Figure 1. Observed water level (black), astronomic tide (red) and storm surge (blue) at La Pallice tide gauge, showing a 1.5 m storm surge in phase with high spring tides

The study of Bertin et al. (2012) corresponds to the first step of an integrated research project aiming at investigating storm surges and marine flooding in the central part of the Bay of Biscay. A storm surge numerical modelling system was developed based on the 2DH coupling of the hydrodynamic circulation model SELFE (Zhang et Batista, 2008) and the spectral wave model WaveWatchIII (Tolman, 2009). This modeling system was implemented over the North East Atlantic Ocean and resulted in tidal predictions with errors of the order of 1 to 2 % and wave predictions with errors of the order of 15%. In the Bay of Biscay, the storm surge associated with Xynthia was reproduced with an error of the order of 0.1 m
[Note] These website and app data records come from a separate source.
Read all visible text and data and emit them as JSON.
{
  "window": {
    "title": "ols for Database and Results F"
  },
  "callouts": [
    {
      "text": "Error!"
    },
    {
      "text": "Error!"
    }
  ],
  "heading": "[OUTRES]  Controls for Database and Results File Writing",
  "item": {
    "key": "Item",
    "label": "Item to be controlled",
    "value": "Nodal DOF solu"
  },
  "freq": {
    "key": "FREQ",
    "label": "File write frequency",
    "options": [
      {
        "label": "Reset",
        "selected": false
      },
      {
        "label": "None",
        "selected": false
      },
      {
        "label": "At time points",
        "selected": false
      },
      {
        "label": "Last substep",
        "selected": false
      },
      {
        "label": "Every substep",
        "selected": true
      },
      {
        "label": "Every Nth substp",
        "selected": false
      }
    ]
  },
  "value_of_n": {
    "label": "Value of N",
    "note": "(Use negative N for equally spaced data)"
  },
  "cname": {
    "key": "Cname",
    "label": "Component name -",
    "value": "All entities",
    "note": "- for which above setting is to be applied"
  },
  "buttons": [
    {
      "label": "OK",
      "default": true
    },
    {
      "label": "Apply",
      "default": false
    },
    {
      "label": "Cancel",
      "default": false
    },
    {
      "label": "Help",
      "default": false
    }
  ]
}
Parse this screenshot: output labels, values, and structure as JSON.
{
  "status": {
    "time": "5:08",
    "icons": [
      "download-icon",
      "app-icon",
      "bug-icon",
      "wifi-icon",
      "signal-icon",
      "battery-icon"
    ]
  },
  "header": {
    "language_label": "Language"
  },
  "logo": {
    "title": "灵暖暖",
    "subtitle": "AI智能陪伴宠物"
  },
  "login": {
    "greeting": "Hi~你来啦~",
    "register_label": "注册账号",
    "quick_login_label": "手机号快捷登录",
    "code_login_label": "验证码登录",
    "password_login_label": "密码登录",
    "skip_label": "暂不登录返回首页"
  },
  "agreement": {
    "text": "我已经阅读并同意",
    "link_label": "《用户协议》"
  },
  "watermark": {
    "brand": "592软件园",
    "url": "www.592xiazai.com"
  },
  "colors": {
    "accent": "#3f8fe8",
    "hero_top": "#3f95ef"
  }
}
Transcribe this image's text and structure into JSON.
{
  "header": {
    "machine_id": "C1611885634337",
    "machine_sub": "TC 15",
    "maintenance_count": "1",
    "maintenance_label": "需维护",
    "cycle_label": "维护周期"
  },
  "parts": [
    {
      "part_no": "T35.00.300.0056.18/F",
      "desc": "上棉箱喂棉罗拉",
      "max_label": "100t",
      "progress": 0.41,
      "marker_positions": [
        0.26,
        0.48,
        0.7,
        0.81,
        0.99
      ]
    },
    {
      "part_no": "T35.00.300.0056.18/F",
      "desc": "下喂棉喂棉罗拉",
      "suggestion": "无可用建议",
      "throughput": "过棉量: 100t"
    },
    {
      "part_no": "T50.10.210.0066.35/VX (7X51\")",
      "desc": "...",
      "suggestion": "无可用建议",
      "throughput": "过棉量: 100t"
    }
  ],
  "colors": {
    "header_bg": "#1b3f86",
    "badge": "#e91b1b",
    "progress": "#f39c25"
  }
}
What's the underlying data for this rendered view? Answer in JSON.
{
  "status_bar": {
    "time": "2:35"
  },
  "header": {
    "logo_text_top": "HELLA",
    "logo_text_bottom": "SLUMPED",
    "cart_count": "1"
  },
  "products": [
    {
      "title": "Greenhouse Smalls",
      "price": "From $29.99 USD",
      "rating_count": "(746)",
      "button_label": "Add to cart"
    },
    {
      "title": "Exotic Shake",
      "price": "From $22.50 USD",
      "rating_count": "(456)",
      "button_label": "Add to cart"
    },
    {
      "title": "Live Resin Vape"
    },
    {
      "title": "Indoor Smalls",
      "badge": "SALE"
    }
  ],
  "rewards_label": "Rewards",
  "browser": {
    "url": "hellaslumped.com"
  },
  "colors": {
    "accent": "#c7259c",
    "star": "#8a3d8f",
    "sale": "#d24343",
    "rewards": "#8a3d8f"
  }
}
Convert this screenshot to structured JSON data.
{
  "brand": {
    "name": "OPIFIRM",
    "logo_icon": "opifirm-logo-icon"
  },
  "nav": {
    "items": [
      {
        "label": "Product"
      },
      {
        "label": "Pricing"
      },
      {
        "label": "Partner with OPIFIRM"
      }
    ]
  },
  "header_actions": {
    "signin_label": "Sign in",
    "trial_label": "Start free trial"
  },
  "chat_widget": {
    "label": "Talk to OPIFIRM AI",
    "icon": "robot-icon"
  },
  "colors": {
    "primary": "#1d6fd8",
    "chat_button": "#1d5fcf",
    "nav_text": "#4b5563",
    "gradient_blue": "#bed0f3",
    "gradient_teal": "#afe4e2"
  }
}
The analysis of numerical results shows that, in the central part of the Bay of Biscay, the dominant mechanism in the storm surge generation was the SW-oriented winds, which drove an Ekman pumping. This phenomenon corresponds to water transport to the right of the wind direction, due to the Coriolis Effect. The comparison between a quadratic parameterization (wind-dependant only) and a wave-dependant parameterization to compute the wind-induced stress revealed that the storm surge was much more realistically predicted when taking waves into account (Figure 2A). This wind stress is computed based on the wind friction velocity U*, also defined as the ratio between the wave phase speed and the wave age. This friction velocity is thus very important in the presence of young and steep waves, which increase the ocean roughness (Figure 2B). Such young waves were related to the unusual track of Xynthia, which crossed the Bay of Biscay from SW to NE, thereby reducing the fetch to a few hundred kilometers only.

Figure 2. (A) Comparison between the storm surge predicted in La Pallice with a quadratic parameterization (red), a wave-dependant parameterization (black), showing that the second matches much better with the observations (blue). (B) Wind friction velocity (black) used to compute the wind stress and wave age (blue) showing a drop during Xynthia.

Finally, field data as well as numerical results show the occurrence of 6-hour oscillations in the storm surge signal, the height of which reaches 0.4 m in the central part of the Bay of Biscay (Figure 1, blue curve). This 6-hour period corresponds to the resonance period of the continental shelf in the central part of the Bay of Biscay. The researchers of LIENSs have interpreted this phenomenon as resulting from the fast displacement of Xynthia (15-20 m/s) in the Bay of Biscay, which induced a perturbation of the free-surface elevation with a significant amount of energy around the resonant frequency. This energy was then amplified by resonance on the shelf. Works in progress suggest that this phenomenon could be valid at other places around the world’s coastlines, such as the central part of the Gulf of Mexico, of for other long waves, such as tsunamis.

- Tolman H. L., 2009. User manual and system documentation of WAVEWATCH III version 3.14. NOAA/NWS/NCEP/MMAB Technical Note 276, 194 pp.
- Zhang, Y. L. and A. M. Baptista, 2008. SELFE: A semi-implicit Eulerian-Lagrangian finite-element model for cross-scale ocean circulation. Ocean Modelling, 21(3-4), 71-96.